We might have responded: C’mon, Dude, everyone knows that what you tell or write your friends may come out some day. You knew that when your best bro told everybody about that problem in your nether regions. And when your teacher intercepted the note you passed in class, you never would have thought to object on privilege grounds before she read it to the class. Nor could you do anything when the cops squeezed your roommate and he told them where you said your stash was. So why should what you tell your friends in Facebook posts be protected from disclosure when what you tell your friends in other ways is not?
First, I wonder if the Drug and Device Law Blog is suggesting discovery should just be produced or reviewed in camera by the court. The blog has argued forcefully for liberal designation of confidentiality for discovery documents. But Facebook posts that could embarrass and humiliate and be used completely out of context? Let’s all look at those.
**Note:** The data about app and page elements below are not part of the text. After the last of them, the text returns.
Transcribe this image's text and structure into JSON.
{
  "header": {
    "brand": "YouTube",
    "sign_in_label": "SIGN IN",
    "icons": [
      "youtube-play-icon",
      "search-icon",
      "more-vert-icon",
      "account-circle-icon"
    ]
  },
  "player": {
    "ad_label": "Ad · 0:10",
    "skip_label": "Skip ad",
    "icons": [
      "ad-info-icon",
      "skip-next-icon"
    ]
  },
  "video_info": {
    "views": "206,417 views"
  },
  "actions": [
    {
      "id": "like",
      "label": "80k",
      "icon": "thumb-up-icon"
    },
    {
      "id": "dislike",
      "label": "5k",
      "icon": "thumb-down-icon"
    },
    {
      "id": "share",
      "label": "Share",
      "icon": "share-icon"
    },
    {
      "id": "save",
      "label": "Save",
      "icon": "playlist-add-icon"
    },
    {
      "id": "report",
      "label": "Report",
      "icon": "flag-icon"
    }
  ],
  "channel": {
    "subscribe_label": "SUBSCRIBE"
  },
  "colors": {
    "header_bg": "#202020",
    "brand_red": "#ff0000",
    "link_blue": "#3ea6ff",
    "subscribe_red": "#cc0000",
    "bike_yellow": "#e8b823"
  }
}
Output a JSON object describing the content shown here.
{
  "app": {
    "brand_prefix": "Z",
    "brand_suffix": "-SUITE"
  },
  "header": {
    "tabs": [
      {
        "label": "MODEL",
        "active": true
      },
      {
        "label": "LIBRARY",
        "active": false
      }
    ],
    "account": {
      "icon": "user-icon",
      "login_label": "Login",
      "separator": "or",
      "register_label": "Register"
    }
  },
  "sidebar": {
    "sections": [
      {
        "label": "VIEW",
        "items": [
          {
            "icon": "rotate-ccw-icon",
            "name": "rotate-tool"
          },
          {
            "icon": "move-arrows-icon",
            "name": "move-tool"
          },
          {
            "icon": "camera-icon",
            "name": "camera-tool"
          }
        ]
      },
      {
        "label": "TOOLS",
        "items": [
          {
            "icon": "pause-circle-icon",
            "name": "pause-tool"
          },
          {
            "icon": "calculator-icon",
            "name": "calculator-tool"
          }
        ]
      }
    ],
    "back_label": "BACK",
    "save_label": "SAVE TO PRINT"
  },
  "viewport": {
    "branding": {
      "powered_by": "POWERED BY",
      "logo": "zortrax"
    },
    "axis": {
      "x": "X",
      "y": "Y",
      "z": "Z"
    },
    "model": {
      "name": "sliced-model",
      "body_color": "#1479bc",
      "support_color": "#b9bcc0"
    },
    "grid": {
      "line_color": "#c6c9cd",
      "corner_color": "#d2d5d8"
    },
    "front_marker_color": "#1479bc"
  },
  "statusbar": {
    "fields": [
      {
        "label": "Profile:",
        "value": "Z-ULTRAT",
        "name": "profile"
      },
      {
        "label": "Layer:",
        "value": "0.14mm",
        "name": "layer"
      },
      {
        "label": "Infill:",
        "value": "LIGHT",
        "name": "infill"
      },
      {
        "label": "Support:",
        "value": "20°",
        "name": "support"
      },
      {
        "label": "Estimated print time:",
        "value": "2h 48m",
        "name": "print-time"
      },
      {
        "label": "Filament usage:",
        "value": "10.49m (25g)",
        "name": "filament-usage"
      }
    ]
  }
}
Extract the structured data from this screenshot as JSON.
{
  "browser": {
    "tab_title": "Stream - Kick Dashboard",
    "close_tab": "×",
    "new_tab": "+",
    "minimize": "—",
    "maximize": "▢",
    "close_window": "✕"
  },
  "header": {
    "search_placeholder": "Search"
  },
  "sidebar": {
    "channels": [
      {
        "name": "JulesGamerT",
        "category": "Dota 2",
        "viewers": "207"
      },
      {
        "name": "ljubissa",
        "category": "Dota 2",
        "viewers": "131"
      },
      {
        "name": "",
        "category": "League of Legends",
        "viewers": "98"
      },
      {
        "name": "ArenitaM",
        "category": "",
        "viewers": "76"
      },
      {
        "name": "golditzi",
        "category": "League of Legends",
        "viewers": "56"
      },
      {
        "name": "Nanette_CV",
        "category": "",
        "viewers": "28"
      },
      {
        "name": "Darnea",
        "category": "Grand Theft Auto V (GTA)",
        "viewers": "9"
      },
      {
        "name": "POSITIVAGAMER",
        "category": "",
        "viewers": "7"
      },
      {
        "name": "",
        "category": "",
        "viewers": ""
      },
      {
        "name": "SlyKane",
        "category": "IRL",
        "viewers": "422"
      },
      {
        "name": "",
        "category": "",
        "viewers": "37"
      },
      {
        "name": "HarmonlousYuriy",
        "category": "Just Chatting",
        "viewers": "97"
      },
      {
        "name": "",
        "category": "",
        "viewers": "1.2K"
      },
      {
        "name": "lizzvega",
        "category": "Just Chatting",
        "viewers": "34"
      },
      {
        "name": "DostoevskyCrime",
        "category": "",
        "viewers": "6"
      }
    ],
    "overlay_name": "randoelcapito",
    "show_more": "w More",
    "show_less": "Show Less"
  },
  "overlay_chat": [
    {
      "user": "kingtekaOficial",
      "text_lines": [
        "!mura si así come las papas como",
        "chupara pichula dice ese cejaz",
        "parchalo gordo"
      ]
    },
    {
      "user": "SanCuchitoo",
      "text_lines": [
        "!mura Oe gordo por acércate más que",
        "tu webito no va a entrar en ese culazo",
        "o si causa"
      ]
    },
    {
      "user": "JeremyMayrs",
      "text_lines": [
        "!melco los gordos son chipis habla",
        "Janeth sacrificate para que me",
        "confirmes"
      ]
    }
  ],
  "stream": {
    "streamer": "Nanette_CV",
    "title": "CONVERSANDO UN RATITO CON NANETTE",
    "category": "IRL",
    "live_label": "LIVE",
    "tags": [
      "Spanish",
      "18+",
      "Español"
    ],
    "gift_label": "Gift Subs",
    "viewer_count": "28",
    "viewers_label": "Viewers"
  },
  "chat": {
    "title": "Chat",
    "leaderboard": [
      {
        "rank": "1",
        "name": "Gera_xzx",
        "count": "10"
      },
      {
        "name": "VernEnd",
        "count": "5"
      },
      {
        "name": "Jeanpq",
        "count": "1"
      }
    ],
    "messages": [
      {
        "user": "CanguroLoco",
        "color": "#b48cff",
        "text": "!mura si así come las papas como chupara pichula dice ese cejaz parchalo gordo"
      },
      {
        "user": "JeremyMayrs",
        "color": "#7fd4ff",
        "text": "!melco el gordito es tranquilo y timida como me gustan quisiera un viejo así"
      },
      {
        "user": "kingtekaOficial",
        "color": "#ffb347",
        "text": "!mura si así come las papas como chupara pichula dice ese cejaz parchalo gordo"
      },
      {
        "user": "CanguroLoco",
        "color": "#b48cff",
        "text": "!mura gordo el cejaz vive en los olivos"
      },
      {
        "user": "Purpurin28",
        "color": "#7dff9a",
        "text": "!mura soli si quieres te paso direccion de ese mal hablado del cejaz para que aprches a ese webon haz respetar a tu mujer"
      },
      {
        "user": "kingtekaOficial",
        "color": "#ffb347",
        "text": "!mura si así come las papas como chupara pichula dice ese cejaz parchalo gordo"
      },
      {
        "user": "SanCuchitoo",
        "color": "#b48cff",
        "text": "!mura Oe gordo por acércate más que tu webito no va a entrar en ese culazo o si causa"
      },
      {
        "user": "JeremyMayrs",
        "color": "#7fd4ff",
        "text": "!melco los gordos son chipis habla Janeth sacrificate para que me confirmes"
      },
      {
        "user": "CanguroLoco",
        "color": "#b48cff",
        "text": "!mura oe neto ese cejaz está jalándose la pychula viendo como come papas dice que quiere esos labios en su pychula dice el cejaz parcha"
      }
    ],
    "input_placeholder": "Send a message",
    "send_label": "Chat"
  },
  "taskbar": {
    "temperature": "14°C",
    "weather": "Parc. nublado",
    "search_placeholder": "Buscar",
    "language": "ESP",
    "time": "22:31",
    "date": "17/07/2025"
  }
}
We should be sensitive to huge multinational drug companies, but let’s just rifle through the little man’s private life. Somewhere, Michele Bachmann is smiling, and she does not know why.
I also find it unfortunate that the judge seems to argue in his opinion that the evidence that has opened the door to this intrusion is that the Plaintiff admitted in the public portion of her Facebook that she went to a NASCAR race and went fishing. Should some foundation be laid first that she claimed she could never go to a car race or go fishing? People with catastrophic injuries can do these things.
Slight digression: I once had a large case go to mediation and the defense attorney showed up with surveillance video. I became instantly depressed. Inconsolable really. After about 15 minutes but before we started, I got the guts to ask what was on the tape. Well, the Plaintiff admitted she tried white water rafting in her deposition (but couldn’t really do it without great pain.) The surveillance video was of the rapids. No client, just the rapids. Hysterical. I told the judge in my opening statement the tape was of the rapids. When the defendant’s lawyer went to play the tape the judge/mediator waved him off. “I get it, I know what white water rafting rapids look like,” he said. The case settled. Reading this paragraph, it does not read as funny as it was to me. You had to be there.
Interestingly, the court’s order was for the Plaintiff to give the defendants’ attorneys read-only access to the plaintiff’s accounts. The plaintiff’s user names and passwords were not to be divulged to the defendants themselves. I would not understand how to give out “read only” access to a Facebook account.
If Facebook discovery is fair game, how about sales reps for drug and device companies? I’d love to hear what they were saying about Reglan, Yaz, DePuy, and the like when they were selling these products. I bet they have friends that are fellow sales reps and have talked about their jobs to their Facebook friends. Let’s rummage through their Facebook entries. I assume the Drug and Device Law Blog agrees that what is good for the goose is good for the gander.
The court’s ruling also applies to My Space. I didn’t mention that because I forgot it still exists. My Space is so 2008.
- Drug and Device Law Blog on Confidential Documents (see links on post for the entire back and forth, which is entertaining)
- My View on Facebook Discovery
- Follow Us on Facebook (Drug & Device Law Blog guys don’t even need a subpoena. As far as they know.)
- Legal Intelligencer Article on Facebook Discovery
- Eric Turkewitz’s Thoughts on Facebook Discovery